Image: Grave of the Old Prophet of Snare Lake, near Wekweeti
Amos 7.10-17 | Psalm 19 | Matthew 9.1-8
King Jeroboam, who is mentioned in today’s first reading, was the fourteenth ruler of the northern kingdom of Israel and his reign lasted for more than four decades. Under his direction Israel was relatively peaceful and prosperous allowing for a ruling elite to rise up and for a wide gulf to form between those who had access to privilege and power and those who did not. For this reason as well as for the restoration of pagan idols to places of worship the ire of the prophets was stirred. Amos was one of the first to raise his voice in protest.
As Amaziah, the king’s messenger, brings word of the prophet Amos’ latest complaints against the king, we can see the defiance of Jeroboam in the words that are returned. Amos is accused of being a prophet for hire, one who would sell his allegiance and change his tune if the price was right. But Amos holds fast to his words saying, “I am no prophet, nor a prophet’s son…the Lord said to me , ‘Go prophesy to my people Israel’ “. Amos makes clear that the words against the king are not his own but come directly from God and those words are scathing.
Our gospel reading takes a very different tone. We find Jesus encountering a man who is paralyzed and completely dependent on others. Without being asked anything, but somehow knowing the faith in their hearts, Jesus says, “Take heart, your sins are forgiven”, and almost seemingly as an afterthought, and in spite of the scribes who are watching his every move, heals the man’s paralyses and tells him to stand up and walk again.
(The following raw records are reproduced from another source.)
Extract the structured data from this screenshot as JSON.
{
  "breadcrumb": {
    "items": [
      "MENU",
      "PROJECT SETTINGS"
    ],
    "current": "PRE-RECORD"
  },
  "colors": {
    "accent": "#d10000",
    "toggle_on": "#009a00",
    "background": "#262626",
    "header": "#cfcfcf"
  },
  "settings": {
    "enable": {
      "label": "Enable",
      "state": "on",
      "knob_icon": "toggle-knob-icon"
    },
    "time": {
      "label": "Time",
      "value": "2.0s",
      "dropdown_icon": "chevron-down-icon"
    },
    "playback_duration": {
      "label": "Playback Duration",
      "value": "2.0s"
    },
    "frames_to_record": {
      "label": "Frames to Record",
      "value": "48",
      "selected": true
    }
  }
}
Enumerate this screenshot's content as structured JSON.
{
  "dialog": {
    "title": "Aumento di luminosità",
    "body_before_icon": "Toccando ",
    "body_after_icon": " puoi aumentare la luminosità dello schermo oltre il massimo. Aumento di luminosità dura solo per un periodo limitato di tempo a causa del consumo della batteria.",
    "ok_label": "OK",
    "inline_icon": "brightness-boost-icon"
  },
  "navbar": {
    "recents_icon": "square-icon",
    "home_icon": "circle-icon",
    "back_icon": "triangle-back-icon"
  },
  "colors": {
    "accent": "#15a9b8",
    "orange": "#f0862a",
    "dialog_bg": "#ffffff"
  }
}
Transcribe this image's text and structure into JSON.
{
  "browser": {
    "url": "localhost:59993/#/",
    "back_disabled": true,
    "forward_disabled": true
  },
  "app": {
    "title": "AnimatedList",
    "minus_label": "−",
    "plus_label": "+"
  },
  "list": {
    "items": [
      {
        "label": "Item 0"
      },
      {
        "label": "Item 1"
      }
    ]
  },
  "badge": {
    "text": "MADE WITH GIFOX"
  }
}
A Redemptorist brother that I once lived with in community, spent part of every day reading his bible by the light of the afternoon sun. At supper one night he offered the following question as a conversation starter. “Do you think there might be two Gods? One who is vengeful and ready to condemn us, and another who is merciful and full of compassion?” He was not confused, he just liked to have good table conversations. It is an interesting question but perhaps one which focuses to much on God’s actions and not enough on how the people in those alternative situations responded to God’s invitation to conversion.
The prophets did not put their necks on the line for their own sake but through their preaching brought messages of warning to the community and its leaders that things were going off the rails. Amos wanted the King to know that if he kept on the course he had set, things were going to go badly in the long run. Jeroboam chose not to listen to Amos’ warnings, he simply carried on and later paid a great price. The man who was paralyzed was a very different character. He was humbled, he was vulnerable, he knew that his only hope was to be found in the healer that stood before him. His heart was ready and able to receive God’s mercy and healing.
So, two very different outcomes, but not two different Gods. Simply two different people who were either prepared to receive the gift of God’s mercy or not.
In the Psalm we read, “The law of the Lord is perfect, reviving the soul; the decrees of the Lord are sure, making wise the simple.” God loves us the way a parent loves their children which necessarily includes guidance and correction. The child which does not get what it wants might feel unduly punished but with maturity they come to see the wisdom of their parent’s actions.
Take heart and listen to the voices of wisdom around you. Look for the prophets in your midst. Let them lead you on the right path towards fullness of life and abundant joy.